There have been various discussions over the years about the best method but most have concentrated at a high level – ie contract delivery across multiple trades.
I’d like to take us down to the individual trades. The point I want to make is that if the items being covered require specialist knowledge, a large specific van stock AND can be maintained to reduce reactive calls then the specialist contractor route is worthy for consideration. Continue reading
So with a very blunt pencil…
- Approximately 4 million social homes.
- Say each home has approx 6 windows and 2 doors
- Assume for each item an average supply and installation cost of £350*
So 4m homes x 8 items x £350 = £11.2 Billion (cost to replace all window and door frames)
Now the scary part (as if those numbers aren’t enough) Continue reading
In our industry KPI’s (Key Performance Indicators) are not just important internally and as a contract performance tool for our direct clients but are also published externally for various stakeholders such as resident groups, boards and other oversight committees (not to mention the press).

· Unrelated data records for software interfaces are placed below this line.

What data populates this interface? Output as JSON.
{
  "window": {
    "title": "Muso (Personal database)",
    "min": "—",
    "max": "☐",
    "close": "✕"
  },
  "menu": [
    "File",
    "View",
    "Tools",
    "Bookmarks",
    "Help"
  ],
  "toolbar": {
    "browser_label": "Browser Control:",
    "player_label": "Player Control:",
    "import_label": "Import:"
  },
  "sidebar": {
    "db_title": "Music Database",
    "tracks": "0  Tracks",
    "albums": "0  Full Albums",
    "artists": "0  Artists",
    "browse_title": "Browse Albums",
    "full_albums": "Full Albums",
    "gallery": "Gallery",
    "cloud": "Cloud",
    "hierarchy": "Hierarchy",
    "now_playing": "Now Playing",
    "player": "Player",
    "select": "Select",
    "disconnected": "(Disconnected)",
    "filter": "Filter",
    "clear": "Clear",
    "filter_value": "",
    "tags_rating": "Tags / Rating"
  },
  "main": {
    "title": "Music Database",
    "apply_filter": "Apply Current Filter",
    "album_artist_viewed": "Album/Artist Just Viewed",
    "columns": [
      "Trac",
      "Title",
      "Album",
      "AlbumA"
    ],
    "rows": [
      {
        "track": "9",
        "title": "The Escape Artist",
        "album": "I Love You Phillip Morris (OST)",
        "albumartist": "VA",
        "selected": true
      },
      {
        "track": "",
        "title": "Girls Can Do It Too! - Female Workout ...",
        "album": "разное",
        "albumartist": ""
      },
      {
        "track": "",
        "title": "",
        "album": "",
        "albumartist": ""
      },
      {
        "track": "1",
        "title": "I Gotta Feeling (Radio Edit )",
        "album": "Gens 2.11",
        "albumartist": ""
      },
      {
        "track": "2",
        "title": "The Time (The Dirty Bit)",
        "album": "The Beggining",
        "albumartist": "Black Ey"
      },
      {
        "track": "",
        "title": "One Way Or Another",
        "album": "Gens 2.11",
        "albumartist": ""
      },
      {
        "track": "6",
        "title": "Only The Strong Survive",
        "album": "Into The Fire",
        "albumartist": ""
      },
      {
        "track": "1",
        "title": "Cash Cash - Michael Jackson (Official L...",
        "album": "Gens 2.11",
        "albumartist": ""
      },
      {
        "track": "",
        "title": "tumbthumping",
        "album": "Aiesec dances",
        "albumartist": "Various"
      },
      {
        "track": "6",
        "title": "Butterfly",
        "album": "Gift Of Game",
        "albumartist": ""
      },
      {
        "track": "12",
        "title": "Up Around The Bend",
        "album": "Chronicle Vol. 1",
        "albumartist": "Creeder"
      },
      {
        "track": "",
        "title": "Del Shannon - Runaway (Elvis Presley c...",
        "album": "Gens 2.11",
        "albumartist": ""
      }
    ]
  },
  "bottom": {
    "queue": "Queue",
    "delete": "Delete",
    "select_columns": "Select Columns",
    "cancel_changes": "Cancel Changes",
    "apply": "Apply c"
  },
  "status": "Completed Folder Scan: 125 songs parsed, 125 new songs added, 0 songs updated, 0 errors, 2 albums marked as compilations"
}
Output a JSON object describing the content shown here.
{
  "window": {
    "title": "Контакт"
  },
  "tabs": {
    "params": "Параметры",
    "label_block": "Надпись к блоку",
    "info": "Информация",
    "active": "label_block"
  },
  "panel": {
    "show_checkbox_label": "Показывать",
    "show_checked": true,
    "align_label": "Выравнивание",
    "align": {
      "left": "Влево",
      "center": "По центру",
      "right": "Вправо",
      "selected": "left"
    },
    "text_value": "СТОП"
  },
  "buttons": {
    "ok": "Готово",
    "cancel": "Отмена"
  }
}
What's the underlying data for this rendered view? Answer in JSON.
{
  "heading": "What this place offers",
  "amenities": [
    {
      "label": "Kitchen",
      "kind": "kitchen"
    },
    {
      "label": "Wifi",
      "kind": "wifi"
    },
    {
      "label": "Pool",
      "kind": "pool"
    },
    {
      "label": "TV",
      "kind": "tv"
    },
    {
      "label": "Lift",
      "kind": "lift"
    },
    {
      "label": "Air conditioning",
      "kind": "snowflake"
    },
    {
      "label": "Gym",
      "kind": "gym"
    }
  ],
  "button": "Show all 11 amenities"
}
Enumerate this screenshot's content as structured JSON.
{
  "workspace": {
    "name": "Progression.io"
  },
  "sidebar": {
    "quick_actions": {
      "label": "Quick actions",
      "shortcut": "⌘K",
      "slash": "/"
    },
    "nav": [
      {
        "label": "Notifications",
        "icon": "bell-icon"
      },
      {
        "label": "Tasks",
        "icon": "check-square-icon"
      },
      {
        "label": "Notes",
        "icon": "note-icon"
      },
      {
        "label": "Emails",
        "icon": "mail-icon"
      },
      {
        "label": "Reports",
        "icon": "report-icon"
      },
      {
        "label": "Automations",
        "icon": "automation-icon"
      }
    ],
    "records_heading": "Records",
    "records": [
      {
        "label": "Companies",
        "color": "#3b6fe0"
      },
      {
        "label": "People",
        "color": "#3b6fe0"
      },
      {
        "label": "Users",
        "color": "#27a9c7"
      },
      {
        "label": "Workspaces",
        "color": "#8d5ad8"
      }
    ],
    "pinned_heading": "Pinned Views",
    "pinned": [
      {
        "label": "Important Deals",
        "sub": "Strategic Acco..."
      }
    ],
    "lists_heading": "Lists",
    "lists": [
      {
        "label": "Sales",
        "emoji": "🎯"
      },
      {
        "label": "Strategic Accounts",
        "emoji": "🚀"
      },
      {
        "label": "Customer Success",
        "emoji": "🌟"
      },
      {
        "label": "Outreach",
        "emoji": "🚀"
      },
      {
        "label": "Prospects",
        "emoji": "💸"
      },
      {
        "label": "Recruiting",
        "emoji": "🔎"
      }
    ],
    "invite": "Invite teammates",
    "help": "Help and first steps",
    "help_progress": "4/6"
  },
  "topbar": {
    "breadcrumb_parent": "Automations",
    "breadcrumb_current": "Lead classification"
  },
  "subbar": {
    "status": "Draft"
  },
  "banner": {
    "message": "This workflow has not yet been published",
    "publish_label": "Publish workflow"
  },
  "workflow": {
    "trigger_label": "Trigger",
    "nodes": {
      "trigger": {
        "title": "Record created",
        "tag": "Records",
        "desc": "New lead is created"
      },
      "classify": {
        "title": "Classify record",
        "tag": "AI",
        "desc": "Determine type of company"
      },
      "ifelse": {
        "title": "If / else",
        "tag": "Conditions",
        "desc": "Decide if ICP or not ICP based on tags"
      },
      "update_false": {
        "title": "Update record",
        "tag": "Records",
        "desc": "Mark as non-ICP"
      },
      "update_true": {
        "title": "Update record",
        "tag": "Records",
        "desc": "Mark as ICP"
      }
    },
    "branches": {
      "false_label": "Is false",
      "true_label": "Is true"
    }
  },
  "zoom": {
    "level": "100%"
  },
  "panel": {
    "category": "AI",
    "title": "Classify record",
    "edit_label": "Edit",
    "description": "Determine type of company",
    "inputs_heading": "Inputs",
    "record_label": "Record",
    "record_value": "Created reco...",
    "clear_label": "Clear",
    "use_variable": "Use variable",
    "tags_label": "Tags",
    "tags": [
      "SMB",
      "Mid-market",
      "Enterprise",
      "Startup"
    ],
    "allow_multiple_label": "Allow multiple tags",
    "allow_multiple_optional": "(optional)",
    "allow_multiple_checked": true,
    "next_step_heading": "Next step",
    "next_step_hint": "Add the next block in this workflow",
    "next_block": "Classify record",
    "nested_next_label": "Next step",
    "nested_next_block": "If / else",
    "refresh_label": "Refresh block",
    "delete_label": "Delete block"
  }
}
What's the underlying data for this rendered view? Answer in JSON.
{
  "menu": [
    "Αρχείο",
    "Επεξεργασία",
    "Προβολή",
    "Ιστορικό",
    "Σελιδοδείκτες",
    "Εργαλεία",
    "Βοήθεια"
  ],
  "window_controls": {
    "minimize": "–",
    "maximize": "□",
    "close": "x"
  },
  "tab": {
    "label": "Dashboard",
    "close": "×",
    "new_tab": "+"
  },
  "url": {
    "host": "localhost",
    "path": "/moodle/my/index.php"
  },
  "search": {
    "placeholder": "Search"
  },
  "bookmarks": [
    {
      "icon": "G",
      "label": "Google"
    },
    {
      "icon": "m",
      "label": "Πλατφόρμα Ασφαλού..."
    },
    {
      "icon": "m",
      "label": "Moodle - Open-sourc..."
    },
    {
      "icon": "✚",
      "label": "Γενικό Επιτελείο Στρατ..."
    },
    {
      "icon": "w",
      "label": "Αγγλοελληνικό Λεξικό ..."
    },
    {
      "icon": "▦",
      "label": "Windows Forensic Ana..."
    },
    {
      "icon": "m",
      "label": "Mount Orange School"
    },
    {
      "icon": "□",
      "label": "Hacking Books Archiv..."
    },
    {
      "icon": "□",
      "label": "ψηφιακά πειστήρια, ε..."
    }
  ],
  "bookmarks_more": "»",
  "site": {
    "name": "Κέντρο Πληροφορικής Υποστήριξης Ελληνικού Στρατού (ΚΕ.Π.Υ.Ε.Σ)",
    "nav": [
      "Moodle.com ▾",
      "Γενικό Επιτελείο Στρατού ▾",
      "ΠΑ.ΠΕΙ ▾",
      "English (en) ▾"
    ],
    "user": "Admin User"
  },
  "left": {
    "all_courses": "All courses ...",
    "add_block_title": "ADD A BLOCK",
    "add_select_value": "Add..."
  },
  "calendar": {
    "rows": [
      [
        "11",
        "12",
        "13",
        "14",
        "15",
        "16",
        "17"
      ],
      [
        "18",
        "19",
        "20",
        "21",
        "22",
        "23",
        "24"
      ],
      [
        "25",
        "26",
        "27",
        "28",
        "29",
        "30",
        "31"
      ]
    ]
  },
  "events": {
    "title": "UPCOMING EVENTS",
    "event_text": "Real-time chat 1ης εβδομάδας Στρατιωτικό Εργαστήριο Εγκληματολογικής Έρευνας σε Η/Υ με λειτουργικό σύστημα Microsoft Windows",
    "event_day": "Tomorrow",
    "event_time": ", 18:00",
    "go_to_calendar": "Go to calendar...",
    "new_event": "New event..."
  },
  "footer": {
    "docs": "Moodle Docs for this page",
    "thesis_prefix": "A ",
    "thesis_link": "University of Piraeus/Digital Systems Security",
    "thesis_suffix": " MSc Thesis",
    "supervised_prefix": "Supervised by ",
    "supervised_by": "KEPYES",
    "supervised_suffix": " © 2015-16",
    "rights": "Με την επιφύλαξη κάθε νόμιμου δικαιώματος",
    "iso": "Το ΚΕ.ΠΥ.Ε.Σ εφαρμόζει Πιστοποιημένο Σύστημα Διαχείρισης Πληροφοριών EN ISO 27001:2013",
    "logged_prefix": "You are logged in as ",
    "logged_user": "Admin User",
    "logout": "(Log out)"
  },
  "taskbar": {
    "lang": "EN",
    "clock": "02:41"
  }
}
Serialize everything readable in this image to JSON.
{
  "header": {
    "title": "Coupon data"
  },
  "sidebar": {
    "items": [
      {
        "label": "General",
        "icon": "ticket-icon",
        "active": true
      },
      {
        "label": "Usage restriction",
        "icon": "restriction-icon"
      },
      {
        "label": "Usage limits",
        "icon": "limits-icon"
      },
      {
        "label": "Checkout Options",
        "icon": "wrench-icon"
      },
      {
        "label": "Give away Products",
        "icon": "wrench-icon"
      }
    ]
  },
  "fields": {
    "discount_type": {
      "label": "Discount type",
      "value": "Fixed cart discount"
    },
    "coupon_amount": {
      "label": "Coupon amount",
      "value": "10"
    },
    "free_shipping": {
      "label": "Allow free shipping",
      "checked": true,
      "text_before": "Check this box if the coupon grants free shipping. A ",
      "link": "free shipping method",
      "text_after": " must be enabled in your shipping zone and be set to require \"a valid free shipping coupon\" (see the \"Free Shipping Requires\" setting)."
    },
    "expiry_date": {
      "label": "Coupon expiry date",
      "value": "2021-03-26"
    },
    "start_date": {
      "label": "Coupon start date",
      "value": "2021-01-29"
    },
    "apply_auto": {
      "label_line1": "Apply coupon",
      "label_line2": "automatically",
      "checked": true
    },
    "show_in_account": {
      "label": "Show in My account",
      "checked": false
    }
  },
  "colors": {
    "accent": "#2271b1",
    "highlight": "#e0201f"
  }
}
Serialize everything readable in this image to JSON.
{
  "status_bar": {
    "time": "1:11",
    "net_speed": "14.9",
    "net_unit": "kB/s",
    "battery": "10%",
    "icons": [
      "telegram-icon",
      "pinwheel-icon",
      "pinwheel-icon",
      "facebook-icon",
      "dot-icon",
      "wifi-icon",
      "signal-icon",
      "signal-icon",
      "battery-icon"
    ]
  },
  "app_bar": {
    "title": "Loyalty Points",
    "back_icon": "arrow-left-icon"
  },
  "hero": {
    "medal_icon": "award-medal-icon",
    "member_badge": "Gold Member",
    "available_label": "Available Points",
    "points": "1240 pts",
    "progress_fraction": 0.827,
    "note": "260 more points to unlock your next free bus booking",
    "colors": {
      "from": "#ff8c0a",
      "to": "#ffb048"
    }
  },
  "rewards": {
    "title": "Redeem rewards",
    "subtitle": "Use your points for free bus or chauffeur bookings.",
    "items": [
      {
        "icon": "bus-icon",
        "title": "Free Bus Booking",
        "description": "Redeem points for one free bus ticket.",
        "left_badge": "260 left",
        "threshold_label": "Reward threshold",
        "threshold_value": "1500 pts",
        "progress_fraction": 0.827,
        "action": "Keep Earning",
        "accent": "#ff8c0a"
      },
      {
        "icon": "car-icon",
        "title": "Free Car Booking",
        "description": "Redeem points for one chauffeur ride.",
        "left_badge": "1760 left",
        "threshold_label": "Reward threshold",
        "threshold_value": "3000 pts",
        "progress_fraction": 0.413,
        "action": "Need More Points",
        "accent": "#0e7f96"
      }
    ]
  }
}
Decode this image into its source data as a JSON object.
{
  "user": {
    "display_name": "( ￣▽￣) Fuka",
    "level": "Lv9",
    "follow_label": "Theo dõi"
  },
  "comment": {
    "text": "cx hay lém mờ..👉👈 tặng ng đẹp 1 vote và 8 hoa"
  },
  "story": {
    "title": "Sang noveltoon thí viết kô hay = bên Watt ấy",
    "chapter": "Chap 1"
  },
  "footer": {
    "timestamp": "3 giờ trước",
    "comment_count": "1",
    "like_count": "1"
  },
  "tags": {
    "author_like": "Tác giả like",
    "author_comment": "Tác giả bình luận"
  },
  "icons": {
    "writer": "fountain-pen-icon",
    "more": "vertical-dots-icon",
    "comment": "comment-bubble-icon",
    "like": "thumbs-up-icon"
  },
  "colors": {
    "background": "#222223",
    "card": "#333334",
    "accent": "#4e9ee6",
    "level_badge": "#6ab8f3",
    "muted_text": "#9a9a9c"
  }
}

‘First Time Fix’ is used extensively within social housing repairs and the term is often bandied about with little understanding of the underlying processes – but this doesn’t stop the achievement of 100% First Time Fix being set as a goal. The question here is not whether targets are a good thing but is this a good target to measure.
So what does First Time Fix mean? There are a few definitions around but the basic understanding is that the issue is resolved on the first visit. For our trade (PVCu or Aluminium window and door repairs) this would mean after receiving the order to solve a window that isn’t closing our engineer would arrive at site, assess the issue, identify any parts that are required, retrieve these parts from their van and undertake the repair. Who wouldn’t want 100%?
So far so easy… Continue reading